Summer means peaches! And they’re good here, but will do they make for good beer? Let’s find out – first up is the Minoh seasonal Kokusan Momo Weizen (国産桃ヴァイツェン – translates to Domestic Peach Weizen), followed by the Michinoku Fukushima Beer Peach Ale.
Minoh Kokusan Momo Weizen (箕面国産桃ヴァイツェン)
Package: 330mL bottle
Pour – Fair amount of carbonation, very light cloudy gold (like apple/peach juice)
Aroma – Lots of banana and wheat with hint of bubble gum
Flavor – Very spicy and spritzy, strange (interesting?) flavor progression that starts wheaty, then goes to a slightly tart peach juice phase, then transitions to a spicy banana finish, some peach on finish, peppery

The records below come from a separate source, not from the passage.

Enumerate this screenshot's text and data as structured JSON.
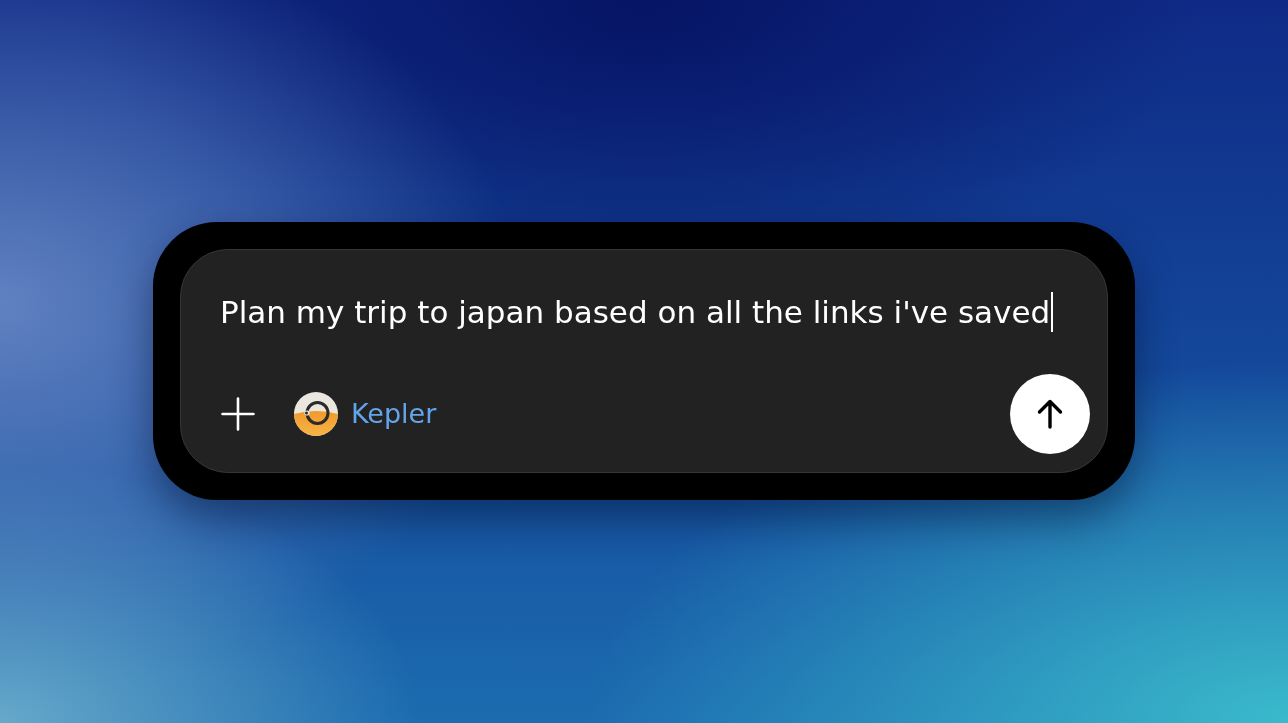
{
  "composer": {
    "input": {
      "value": "Plan my trip to japan based on all the links i've saved",
      "focused": true
    },
    "agent": {
      "label": "Kepler"
    }
  }
}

The Minoh Kokusan Momo Weizen is a summer seasonal, and one of their most popular ones. In fact, when I purchased mine at Deguchiya there was a limit of one per customer! It’s based on their regular weizen, but in addition they take fresh peaches picked on that day, puree them, and then brew the peach weizen.

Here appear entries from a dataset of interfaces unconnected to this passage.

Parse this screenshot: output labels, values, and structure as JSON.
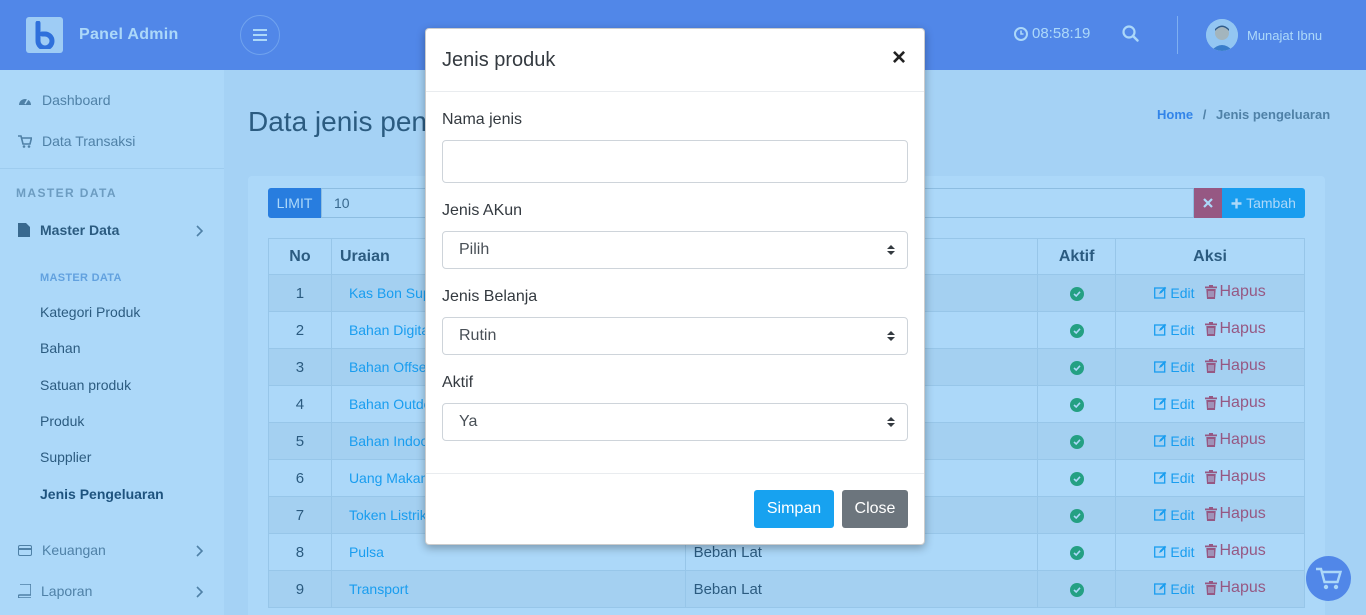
{
  "header": {
    "brand": "Panel Admin",
    "clock": "08:58:19",
    "user_name": "Munajat Ibnu"
  },
  "sidebar": {
    "dashboard": "Dashboard",
    "transaksi": "Data Transaksi",
    "section_master": "MASTER DATA",
    "master_data": "Master Data",
    "sub_heading": "MASTER DATA",
    "sub_items": [
      "Kategori Produk",
      "Bahan",
      "Satuan produk",
      "Produk",
      "Supplier",
      "Jenis Pengeluaran"
    ],
    "keuangan": "Keuangan",
    "laporan": "Laporan"
  },
  "page": {
    "title": "Data jenis pengeluaran",
    "breadcrumb_home": "Home",
    "breadcrumb_sep": "/",
    "breadcrumb_current": "Jenis pengeluaran"
  },
  "toolbar": {
    "limit_label": "LIMIT",
    "limit_value": "10",
    "add_label": "Tambah"
  },
  "table": {
    "headers": {
      "no": "No",
      "uraian": "Uraian",
      "aktif": "Aktif",
      "aksi": "Aksi"
    },
    "edit_label": "Edit",
    "delete_label": "Hapus",
    "rows": [
      {
        "no": "1",
        "uraian": "Kas Bon Sup",
        "jenis": ""
      },
      {
        "no": "2",
        "uraian": "Bahan Digita",
        "jenis": ""
      },
      {
        "no": "3",
        "uraian": "Bahan Offse",
        "jenis": ""
      },
      {
        "no": "4",
        "uraian": "Bahan Outdo",
        "jenis": ""
      },
      {
        "no": "5",
        "uraian": "Bahan Indoo",
        "jenis": ""
      },
      {
        "no": "6",
        "uraian": "Uang Makan",
        "jenis": ""
      },
      {
        "no": "7",
        "uraian": "Token Listrik",
        "jenis": ""
      },
      {
        "no": "8",
        "uraian": "Pulsa",
        "jenis": "Beban Lat"
      },
      {
        "no": "9",
        "uraian": "Transport",
        "jenis": "Beban Lat"
      }
    ]
  },
  "modal": {
    "title": "Jenis produk",
    "close_symbol": "×",
    "nama_label": "Nama jenis",
    "nama_value": "",
    "akun_label": "Jenis AKun",
    "akun_value": "Pilih",
    "belanja_label": "Jenis Belanja",
    "belanja_value": "Rutin",
    "aktif_label": "Aktif",
    "aktif_value": "Ya",
    "save_label": "Simpan",
    "close_label": "Close"
  },
  "colors": {
    "navbar": "#6f7fe5",
    "primary": "#17a2f0",
    "danger": "#dc3545",
    "success": "#28a745",
    "overlay": "rgba(30,150,240,0.37)"
  },
  "icons": {
    "logo": "brand-logo-icon",
    "menu": "hamburger-icon",
    "clock": "clock-icon",
    "search": "search-icon",
    "dashboard": "dashboard-icon",
    "cart": "cart-icon",
    "file": "file-icon",
    "card": "credit-card-icon",
    "book": "book-icon",
    "check": "check-circle-icon",
    "edit": "edit-icon",
    "trash": "trash-icon"
  }
}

The peaches they use here are a very particular kind of peach – they are “Arakawa no momo” (あら川の桃) peaches from Wakayama, and grown by Hakki Farm (八旗農園). The term “Arakawa no momo” is actually a term trademarked by a group of producers in Wakayama, and covers a few varieties of white peaches. White peaches in general in Japan are very excellent, and I find them to much more sweet and juicy than their counterparts in the US. Alas, these peaches come with a price – they’re certainly not cheap. They’ll run from at least around 600 yen for good ones, and even about 500 yen each for what they like to call “wake-ari” (訳あり), which is essentially like those irregular clothes you might find on sale at Marshall’s or TJ Maxx. On the plus side, these peaches are good enough to make sushi out of, if you’re into that kind of thing.
Moving on to the beer, it’s certainly an interesting one. The single most prominent aspect of it is its spiciness, which is hard to say whether that’s a good thing or not. It’s spicy at the start, spicy in the middle, and very spicy on the finish. The peach itself manifests itself in a bit of an odd way, where the initial wheat starts to give way to a sudden burst of tart sweetness that isn’t really peach-like and isn’t entirely pleasant, and moves quickly on to a very peppery banana and peach finish that almost burns the throat.
Overall I don’t think it’s a great beer, but I certainly give them credit for trying. Visually it’s a nice beer, with a very appealing peach juice color, a nice shimmering cascade leg effect on swirling, and a pleasing amount of carbonation, but the flavor doesn’t do it for me. Worth trying once at least, but I don’t think I’ll be ordering this one up again anytime soon.
Michinoku Fukushima Beer Peach Ale (みちのく福島路ビールピーチエール)
Package: 330mL bottle
Pour – Mild carbonation, cloudy deep gold
Aroma – Medicinal, sugar, caramel
Flavor – Medicine is strong, is that peat???, slight hint of peach near the finish, spicy
Last time we looked another Michinoku Fukushima beer (the Red Ale), so if you’re you’ll find a bit of background on them there. For the Peach Ale, there isn’t a lot of beer-specific information out there besides their product page, which tells you that they use Fukushima peaches in this beer (as we covered in the previous review, they radiation test all of their ingredients if you are concerned about that). Interestingly it appears to be a year-round beer, whereas in real life peaches are only available for a couple of months in the summer here.
With the Peach Ale, we get another odd one – this one is mostly overwhelmed by a medicinal gauze effect, and peat as well. You’d think was a Scotch ale, and while there is a slight sweet and spicy finish it’s hard to detect the peach amidst the medicinal flavors. Definitely not a winner, and certainly not worth the price (620 yen at Le Collier!).
Unfortunately our two peach beers today were not the greatest, but certainly for the curious you may want to give them a shot. The Minoh Kokusan Momo Weizen definitely works better than the Michinoku Fukushima Peach Ale (which is really hard to recommend under any circumstances), but as someone who is not a huge Minoh fan to begin with this beer didn’t really do much to change my opinion of them. I suppose the moral of the story is peaches are great in Japan, peach beers not so much – personally I’d rather save my money for the real thing (although of course we eagerly await new entrants to the arena!).